“The Levites, from the sons of the Kohathites and of the sons of the Korahites, stood up to praise the LORD God of Israel, with a very loud voice.” (2 Chronicles 20:19 NASB)
“After these things I looked, and behold, a great multitude which no one could count, from every nation and all tribes and peoples and tongues, standing before the throne and before the Lamb, clothed in white robes, and palm branches were in their hands; and they cry out with a loud voice, saying, ‘Salvation to our God who sits on the throne, and to the Lamb.’" (Revelation 7:9-10 NASB)
Why do we sing scripture songs as well as hymns?
“And do not get drunk with wine, for that is dissipation, but be filled with the Spirit, speaking to one another in psalms and hymns and spiritual songs, singing and making melody with your heart to the Lord…” (Ephesians 5:18-19 NASB)
“Let the word of Christ richly dwell within you, with all wisdom teaching and admonishing one another with psalms and hymns and spiritual songs, singing with thankfulness in your hearts to God.” (Colossians 3:16 NASB)
Why do we clap our hands?
O clap your hands, all peoples; Shout to God with the voice of joy.” (Psalm 47:1 NASB)
Why do we lift our hands?
Hands raised in the air during worship are a symbol of surrender, adoration, and supplication. It is a very Biblical and very personal expression of worship.
“So I will bless You as long as I live; I will lift up my hands in Your name.” (Psalm 63:4 NASB)
“Lift up your hands to the sanctuary And bless the LORD.” (Psalm 134:2 NASB)
Why do we occasionally dance?
"Miriam the prophetess, Aaron's sister, took the timbrel in her hand, and all the women went out after her with timbrels and with dancing.” (Exodus 15:20 NASB)
“Praise the LORD! Praise God in His sanctuary; Praise Him in His mighty expanse. Praise Him for His mighty deeds; Praise Him according to His excellent greatness. Praise Him with trumpet sound; Praise Him with harp and lyre. Praise Him with timbrel and dancing…” (Psalm 150:1-4a NASB)
Why do we occasionally sing in “tongues” and in English?
“For if I pray in a tongue, my spirit prays, but my mind is unfruitful. What is the outcome then? I will pray with the spirit and I will pray with the mind also; I will sing with the spirit and I will sing with the mind also.” (1 Corinthians 14:14-15 NASB)
Why do we “prophesy”?
“Pursue love, yet desire earnestly spiritual gifts, but especially that you may prophesy.” (1 Corinthians 14:1 NASB)
“But one who prophesies speaks to men for edification and exhortation and consolation.” (1 Corinthians 14:3 NASB)
“For you can all prophesy one by one, so that all may learn and all may be exhorted…”
(1 Corinthians 14:31 NASB)
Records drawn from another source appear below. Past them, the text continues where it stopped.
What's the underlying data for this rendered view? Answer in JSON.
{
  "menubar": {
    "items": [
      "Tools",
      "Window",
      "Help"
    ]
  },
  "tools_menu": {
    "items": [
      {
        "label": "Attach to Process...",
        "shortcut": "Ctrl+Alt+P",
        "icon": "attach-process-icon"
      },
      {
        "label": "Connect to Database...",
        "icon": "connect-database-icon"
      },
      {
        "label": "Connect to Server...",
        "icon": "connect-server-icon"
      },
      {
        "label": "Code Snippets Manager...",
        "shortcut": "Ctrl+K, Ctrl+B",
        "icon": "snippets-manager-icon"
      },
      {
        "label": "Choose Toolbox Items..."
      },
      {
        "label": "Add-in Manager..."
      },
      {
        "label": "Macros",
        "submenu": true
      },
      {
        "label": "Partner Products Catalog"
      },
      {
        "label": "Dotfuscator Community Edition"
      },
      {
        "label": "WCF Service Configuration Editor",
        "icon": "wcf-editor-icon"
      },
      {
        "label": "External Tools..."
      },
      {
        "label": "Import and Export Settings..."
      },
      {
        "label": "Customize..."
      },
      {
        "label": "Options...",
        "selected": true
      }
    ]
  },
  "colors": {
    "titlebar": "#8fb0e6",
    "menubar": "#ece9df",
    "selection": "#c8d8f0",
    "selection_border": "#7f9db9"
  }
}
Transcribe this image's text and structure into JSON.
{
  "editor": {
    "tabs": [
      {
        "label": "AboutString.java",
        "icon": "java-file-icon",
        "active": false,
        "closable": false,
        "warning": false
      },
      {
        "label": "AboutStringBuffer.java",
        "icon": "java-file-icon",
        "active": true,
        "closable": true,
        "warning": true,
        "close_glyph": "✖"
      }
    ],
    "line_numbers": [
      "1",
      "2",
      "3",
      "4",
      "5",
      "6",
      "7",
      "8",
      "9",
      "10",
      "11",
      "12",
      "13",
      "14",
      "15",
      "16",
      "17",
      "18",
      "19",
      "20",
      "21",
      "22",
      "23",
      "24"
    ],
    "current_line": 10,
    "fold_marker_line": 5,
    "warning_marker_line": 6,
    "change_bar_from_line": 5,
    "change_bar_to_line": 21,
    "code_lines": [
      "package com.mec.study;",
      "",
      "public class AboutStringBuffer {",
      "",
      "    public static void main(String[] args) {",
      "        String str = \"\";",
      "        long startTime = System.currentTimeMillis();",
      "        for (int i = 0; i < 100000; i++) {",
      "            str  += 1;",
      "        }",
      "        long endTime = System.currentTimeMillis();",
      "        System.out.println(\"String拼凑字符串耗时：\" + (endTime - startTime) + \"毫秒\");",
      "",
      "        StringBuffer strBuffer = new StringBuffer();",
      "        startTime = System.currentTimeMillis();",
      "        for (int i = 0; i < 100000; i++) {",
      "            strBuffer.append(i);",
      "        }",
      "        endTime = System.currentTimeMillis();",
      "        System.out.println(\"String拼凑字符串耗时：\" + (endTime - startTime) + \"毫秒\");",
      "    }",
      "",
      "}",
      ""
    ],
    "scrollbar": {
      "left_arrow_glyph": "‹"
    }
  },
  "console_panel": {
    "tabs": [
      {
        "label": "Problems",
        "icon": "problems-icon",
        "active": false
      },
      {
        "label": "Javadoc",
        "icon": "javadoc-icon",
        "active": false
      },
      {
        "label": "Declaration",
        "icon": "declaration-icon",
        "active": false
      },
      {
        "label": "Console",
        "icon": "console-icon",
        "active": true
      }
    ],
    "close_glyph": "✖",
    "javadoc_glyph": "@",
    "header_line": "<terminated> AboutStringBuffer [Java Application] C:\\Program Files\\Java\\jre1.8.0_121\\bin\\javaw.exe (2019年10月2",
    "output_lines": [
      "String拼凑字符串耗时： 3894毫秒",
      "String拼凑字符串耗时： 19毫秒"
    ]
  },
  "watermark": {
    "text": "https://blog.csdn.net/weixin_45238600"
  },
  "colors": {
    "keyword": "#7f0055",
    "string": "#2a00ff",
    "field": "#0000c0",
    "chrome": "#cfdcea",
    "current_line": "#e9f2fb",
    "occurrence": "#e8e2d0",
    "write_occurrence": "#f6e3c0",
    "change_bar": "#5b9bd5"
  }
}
Why do we sometimes have speaking in tongues and interpretation?
“But to each one is given the manifestation of the Spirit for the common good. For to one is given the word of wisdom through the Spirit, and to another the word of knowledge according to the same Spirit; to another faith by the same Spirit, and to another gifts of healing by the one Spirit, and to another the effecting of miracles, and to another prophecy, and to another the distinguishing of spirits, to another various kinds of tongues, and to another the interpretation of tongues.” (1 Corinthians 12:7-10 NASB)
“Now I wish that you all spoke in tongues, but even more that you would prophesy; and greater is one who prophesies than one who speaks in tongues, unless he interprets, so that the church may receive edifying.” (1 Corinthians 14:5 NASB)